### Activity
The full set of entries needs to be reproduced exactly.

━━━━━ Record extracts ━━━━━

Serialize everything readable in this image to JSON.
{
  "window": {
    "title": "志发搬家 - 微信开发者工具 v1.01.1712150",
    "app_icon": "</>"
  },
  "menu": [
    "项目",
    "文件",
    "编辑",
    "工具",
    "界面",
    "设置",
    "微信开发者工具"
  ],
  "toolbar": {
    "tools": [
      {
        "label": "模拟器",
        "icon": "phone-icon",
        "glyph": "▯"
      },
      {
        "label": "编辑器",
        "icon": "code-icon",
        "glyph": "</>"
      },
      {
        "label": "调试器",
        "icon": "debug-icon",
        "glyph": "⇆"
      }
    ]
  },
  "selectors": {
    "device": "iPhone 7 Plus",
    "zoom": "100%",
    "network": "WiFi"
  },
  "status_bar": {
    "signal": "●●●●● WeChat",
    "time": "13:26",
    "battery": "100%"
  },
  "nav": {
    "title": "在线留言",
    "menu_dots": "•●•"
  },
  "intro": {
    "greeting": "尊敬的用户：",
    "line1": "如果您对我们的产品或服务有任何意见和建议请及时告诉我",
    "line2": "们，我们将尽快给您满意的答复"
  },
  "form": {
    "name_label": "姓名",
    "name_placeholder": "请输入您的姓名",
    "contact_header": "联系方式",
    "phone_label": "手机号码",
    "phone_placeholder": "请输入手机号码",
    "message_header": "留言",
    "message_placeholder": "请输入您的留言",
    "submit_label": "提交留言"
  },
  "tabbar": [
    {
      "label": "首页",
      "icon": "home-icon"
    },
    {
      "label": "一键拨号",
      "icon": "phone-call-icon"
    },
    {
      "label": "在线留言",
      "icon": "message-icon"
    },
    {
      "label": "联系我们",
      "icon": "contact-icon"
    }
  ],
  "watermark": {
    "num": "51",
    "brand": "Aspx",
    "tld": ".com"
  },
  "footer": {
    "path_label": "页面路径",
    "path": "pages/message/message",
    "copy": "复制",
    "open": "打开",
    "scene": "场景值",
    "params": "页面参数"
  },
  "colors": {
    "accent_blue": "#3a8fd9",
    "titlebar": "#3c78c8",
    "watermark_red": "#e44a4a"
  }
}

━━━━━

### Result below
Serialize everything readable in this image to JSON.
{
  "window": {
    "title": "志发搬家 - 微信开发者工具 v1.01.1712150",
    "app_icon": "</>"
  },
  "menu": [
    "项目",
    "文件",
    "编辑",
    "工具",
    "界面",
    "设置",
    "微信开发者工具"
  ],
  "toolbar": {
    "tools": [
      {
        "label": "模拟器",
        "icon": "phone-icon",
        "glyph": "▯"
      },
      {
        "label": "编辑器",
        "icon": "code-icon",
        "glyph": "</>"
      },
      {
        "label": "调试器",
        "icon": "debug-icon",
        "glyph": "⇆"
      }
    ]
  },
  "selectors": {
    "device": "iPhone 7 Plus",
    "zoom": "100%",
    "network": "WiFi"
  },
  "status_bar": {
    "signal": "●●●●● WeChat",
    "time": "13:26",
    "battery": "100%"
  },
  "nav": {
    "title": "在线留言",
    "menu_dots": "•●•"
  },
  "intro": {
    "greeting": "尊敬的用户：",
    "line1": "如果您对我们的产品或服务有任何意见和建议请及时告诉我",
    "line2": "们，我们将尽快给您满意的答复"
  },
  "form": {
    "name_label": "姓名",
    "name_placeholder": "请输入您的姓名",
    "contact_header": "联系方式",
    "phone_label": "手机号码",
    "phone_placeholder": "请输入手机号码",
    "message_header": "留言",
    "message_placeholder": "请输入您的留言",
    "submit_label": "提交留言"
  },
  "tabbar": [
    {
      "label": "首页",
      "icon": "home-icon"
    },
    {
      "label": "一键拨号",
      "icon": "phone-call-icon"
    },
    {
      "label": "在线留言",
      "icon": "message-icon"
    },
    {
      "label": "联系我们",
      "icon": "contact-icon"
    }
  ],
  "watermark": {
    "num": "51",
    "brand": "Aspx",
    "tld": ".com"
  },
  "footer": {
    "path_label": "页面路径",
    "path": "pages/message/message",
    "copy": "复制",
    "open": "打开",
    "scene": "场景值",
    "params": "页面参数"
  },
  "colors": {
    "accent_blue": "#3a8fd9",
    "titlebar": "#3c78c8",
    "watermark_red": "#e44a4a"
  }
}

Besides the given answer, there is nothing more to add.